ZoneSafe proximity warning solution has been used to solve a range of challenges in a variety of sectors. The system can operate in areas with low lighting and poor visibility, at height, around blind spots, at crossing points, around aircraft, forklifts and more. ZoneSafe has even been applied in fully automated environments to protect robotics and other assets from vehicles operating in proximity. The system can also be tweaked to suit your individual workplace and adapted to meet your very specific challenges.
What other measures can you take to achieve segregation?
The safest workplaces are those that incorporate several safety precautions that work together and are underpinned by clearly defined procedures and training.

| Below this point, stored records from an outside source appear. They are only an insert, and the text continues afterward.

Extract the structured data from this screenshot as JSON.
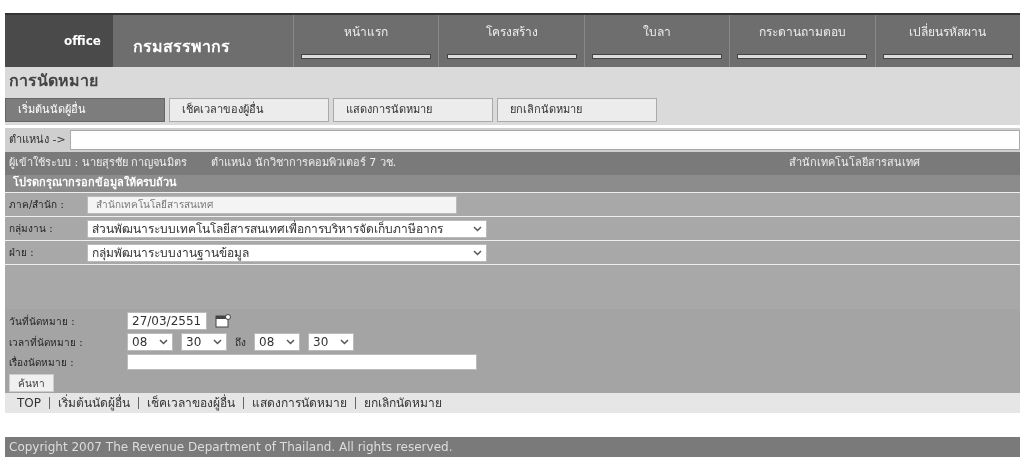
{
  "header": {
    "logo": "office",
    "site_title": "กรมสรรพากร",
    "nav": [
      {
        "label": "หน้าแรก"
      },
      {
        "label": "โครงสร้าง"
      },
      {
        "label": "ใบลา"
      },
      {
        "label": "กระดานถามตอบ"
      },
      {
        "label": "เปลี่ยนรหัสผาน"
      }
    ]
  },
  "page_title": "การนัดหมาย",
  "tabs": [
    {
      "label": "เริ่มต้นนัดผู้อื่น",
      "selected": true
    },
    {
      "label": "เช็คเวลาของผู้อื่น",
      "selected": false
    },
    {
      "label": "แสดงการนัดหมาย",
      "selected": false
    },
    {
      "label": "ยกเลิกนัดหมาย",
      "selected": false
    }
  ],
  "path": {
    "label": "ตำแหน่ง ->"
  },
  "user_bar": {
    "user": "ผู้เข้าใช้ระบบ : นายสุรชัย กาญจนมิตร",
    "position": "ตำแหน่ง นักวิชาการคอมพิวเตอร์ 7 วช.",
    "office": "สำนักเทคโนโลยีสารสนเทศ"
  },
  "form": {
    "heading": "โปรดกรุณากรอกข้อมูลให้ครบถ้วน",
    "rows": [
      {
        "label": "ภาค/สำนัก :",
        "kind": "input",
        "value": "สำนักเทคโนโลยีสารสนเทศ",
        "disabled": true
      },
      {
        "label": "กลุ่มงาน :",
        "kind": "select",
        "value": "ส่วนพัฒนาระบบเทคโนโลยีสารสนเทศเพื่อการบริหารจัดเก็บภาษีอากร"
      },
      {
        "label": "ฝ่าย :",
        "kind": "select",
        "value": "กลุ่มพัฒนาระบบงานฐานข้อมูล"
      }
    ]
  },
  "appointment": {
    "date_label": "วันที่นัดหมาย :",
    "date": "27/03/2551",
    "time_label": "เวลาที่นัดหมาย :",
    "start_hour": "08",
    "start_minute": "30",
    "to_label": "ถึง",
    "end_hour": "08",
    "end_minute": "30",
    "subject_label": "เรื่องนัดหมาย :"
  },
  "search_button": "ค้นหา",
  "footer_links": [
    "TOP",
    "เริ่มต้นนัดผู้อื่น",
    "เช็คเวลาของผู้อื่น",
    "แสดงการนัดหมาย",
    "ยกเลิกนัดหมาย"
  ],
  "copyright": "Copyright 2007 The Revenue Department of Thailand. All rights reserved."
}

Here are some other measures that help to create effective segregation of people and vehicles.
Safety signage and markings
Signage that alerts pedestrians and drivers to hazards should be clearly visible, clean, well maintained, and relevant to the risk in the area. You should also consider lighting or illuminated signage in areas with poor visibility or in dark workplaces.
Signage helps to reinforce any physical measures which are also in place. Traffic routes must be well signposted and clearly visible. It is easy and inexpensive to add floor markings to map traffic routes using paint or tape.
Bollards and barriers
Bollards can be moved easily, so aren’t as effective as solid barriers but are a simple and inexpensive way to clearly mark traffic routes and are very useful when temporary routes or route changes are needed.
Fixed barriers at crossing points, corners, entrances/exits, and blind spots create a much more visible division between pedestrian and vehicle activity. Control gates, interactive barriers, audio/visual alerts, and traffic light systems also work well in stopping the flow of pedestrians or vehicles when needed.
There always remains the risk of vehicle collision with barriers and bollards so it is worth considering highly durable fixed barriers that can hold the weight of a vehicle in heavy traffic areas.
Separate access and crossing points
Accident risk is greatest where there is a need for pedestrians to use or cross vehicle routes making separate vehicle and pedestrian entrance/egress and traffic routes worth considering. The safest routes for pedestrians are those that are completely segregated from any vehicle activity.
Crossing points should be in areas where there is full visibility in all directions and can include traffic lights, gates, signage, and floor markings. Rails, barriers, and signage around crossing points alert users to danger. Audible alarms and automatic gates or traffic lights can be applied to add an extra level of user awareness.
Traffic control measures
One-way systems are highly effective in reducing the risk of pedestrian/vehicle collision and help in reducing the need for reversing which is responsible for around a quarter of all workplace transport accidents. One-way systems also lower the risk of vehicle-to-vehicle collision. Again, clear, well-maintained floor markings and signage complement one-way systems making them highly visible to users.
Controlling vehicle speed is important particularly in areas where total segregation isn’t possible. Speed limits must be appropriate for the size and type of vehicle and site layout. Speed can also be reduced using speed bumps, traffic lights, gates, stopping points and speed-controlled vehicles.
Keeping your distance only goes so far. If you would like to discuss your safety concerns and learn how ZoneSafe can help, get in touch: